I met this week's guest, Matthew, through Twitter. I asked if he'd be willing to write something about his experiences of Godly Play training for my blog. I'm happy to say that he agreed. With his permission I split it up into a sort of mini-series, and I've illustrated it with some photos of my own choosing. Without further ado, here's the beginning of his post.
Background and introduction to Godly Play
My name is Matthew Loader, I am a Children and Families worker for the Peak Methodist Circuit in Derbyshire. I have recently completed a 3 day training course in Godly Play.
My Godly Play experience began when I saw a Sacred story being told at a child’s celebration service. The things that struck me was the level of engagement of both the Children and the adults present, further the lack of engagement of what I now know was the Storyteller. This experience left me both intrigued and with questions about Godly Play.
In the circuit in which I work there was also some knowledge and experience of Godly Play. After more research I decided to organise a taster session to take place in the Circuit in Bakewell where I live. This was well attended and saw representatives from 4 different churches, 3 from within the Methodist circuit, and 1 from a Anglican church from a village in the circuit. Those attending the taster session were informed of local training taking place to follow up on the taster session; myself and one other booked ourselves onto the next available course.
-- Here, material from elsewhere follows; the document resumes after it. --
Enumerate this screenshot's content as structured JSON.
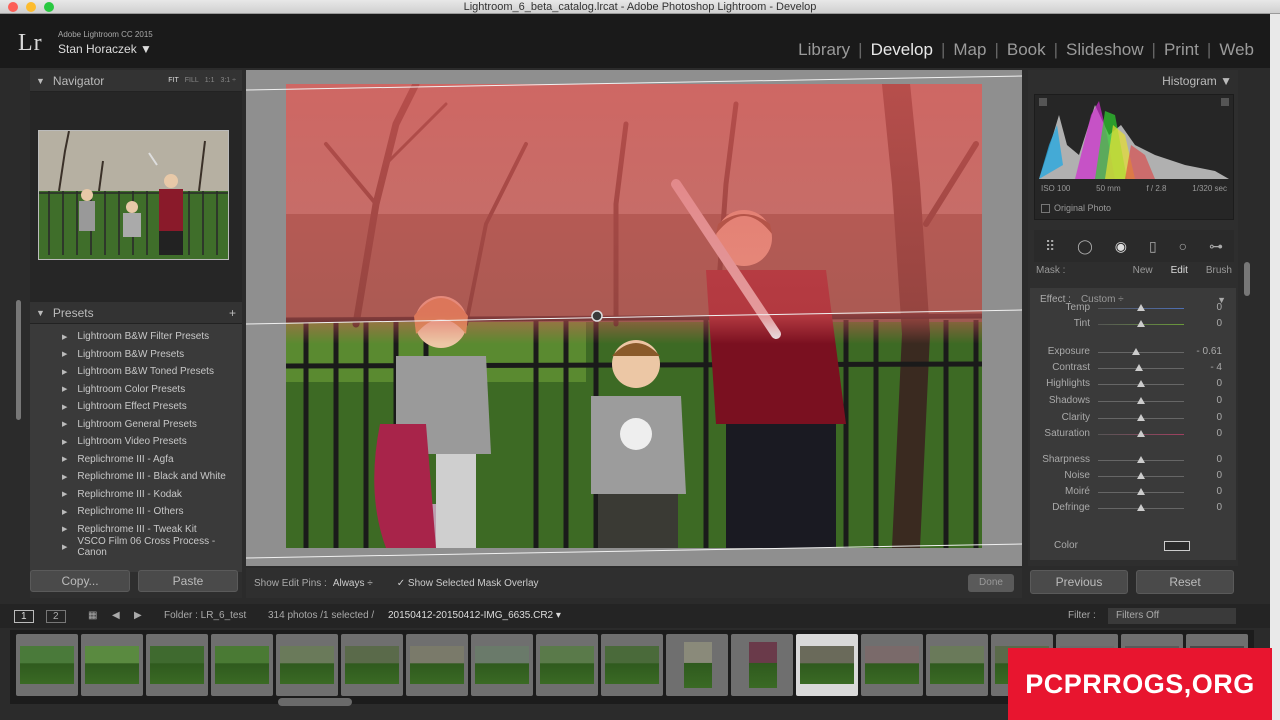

The two questions I remember I had at the end of the taster session, therefore going into the training were:
- Was Godly Play an experience intended primarily for working with Children?
- Was Godly Play an experience exclusive to a full Godly Play session, or could Godly Play be integrated into other activities, for example after school clubs and Toddler carer groups?
|Bakewell Methodist Church, photo by Eirian Evans|